LAS VEGAS -- Sony Pictures Chairman Tom Rothman briefly touched on the hack and “The Interview” movie controversy that surrounded the studio in 2014, during an appearance at CinemaCon Wednesday evening. While he did not directly mention either incident, he did take a moment to share the studio’s plans to grow following the controversies.

“I feel greatly privileged to have joined Sony Pictures,” Rothman, who teamed up with the company in February, told the audience of exhibitors in Caesars Palace. “Together, we have been through a challenging time,” he said. Despite facing hardships, Rothman says the company is now on the up-and-up. 

“We have more than survived, we have thrived,” he said, stating that the studio remains “unbroken” and will be “pushing to new heights” in the year to come. 

Rothman also took a moment to honor the studio’s former co-chairman, Amy Pascal, whose controversial emails were released as a result of the Sony hack. Rothman called Pascal, who stepped down in February, one of the studio’s “most valuable producers.”

In an attempt to mend the studio's potentially affected customers following the pull and eventual digital release of the comedy feature, "The Interview," Rothman offered his apologies to exhibitors. “We’re grateful,” he said, and thanked everyone for “sticking” with Sony under last year’s “unique and different circumstances.” 

Sony Pictures' president of worldwide distribution, Rory Bruer, who served as presentation host, also briefly touched on the controversies during his opening speech. “There were a few stories written about us this year,” he joked, saying he has plans to “embellish” the tales for his grandchildren.

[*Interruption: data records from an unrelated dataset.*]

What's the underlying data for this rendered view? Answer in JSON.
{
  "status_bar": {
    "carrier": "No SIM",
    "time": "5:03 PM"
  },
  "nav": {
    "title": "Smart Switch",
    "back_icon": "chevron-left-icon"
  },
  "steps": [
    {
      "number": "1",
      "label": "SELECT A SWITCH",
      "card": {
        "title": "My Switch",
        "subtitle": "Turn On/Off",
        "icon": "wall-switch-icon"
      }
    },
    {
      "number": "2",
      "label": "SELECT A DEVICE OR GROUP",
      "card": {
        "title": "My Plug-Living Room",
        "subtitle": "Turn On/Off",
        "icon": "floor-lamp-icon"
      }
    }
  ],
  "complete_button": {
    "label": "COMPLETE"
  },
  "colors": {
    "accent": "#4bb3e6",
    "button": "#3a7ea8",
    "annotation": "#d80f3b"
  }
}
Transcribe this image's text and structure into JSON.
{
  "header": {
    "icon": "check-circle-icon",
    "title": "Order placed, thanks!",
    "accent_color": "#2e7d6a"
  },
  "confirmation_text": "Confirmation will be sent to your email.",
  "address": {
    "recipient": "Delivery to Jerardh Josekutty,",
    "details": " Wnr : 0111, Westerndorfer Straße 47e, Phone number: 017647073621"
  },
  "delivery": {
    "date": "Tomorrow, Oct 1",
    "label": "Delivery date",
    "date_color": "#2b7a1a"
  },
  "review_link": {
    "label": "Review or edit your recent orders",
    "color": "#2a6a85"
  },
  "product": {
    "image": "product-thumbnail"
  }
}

With what is hopefully the worst behind them, Rothman said he is now focused on bringing new content to the forefront. “I believe in rich, diverse slates with films appealing to a wide range of audiences,” he said. “You see the diversity and the richness that’s coming,” he added, referencing the dozens of films featured in the studio’s 2015 slate presentation, such as Christopher Columbus’s “Pixels,” the female reboot of “Ghostbusters" and the new James Bond adventure “Spectre."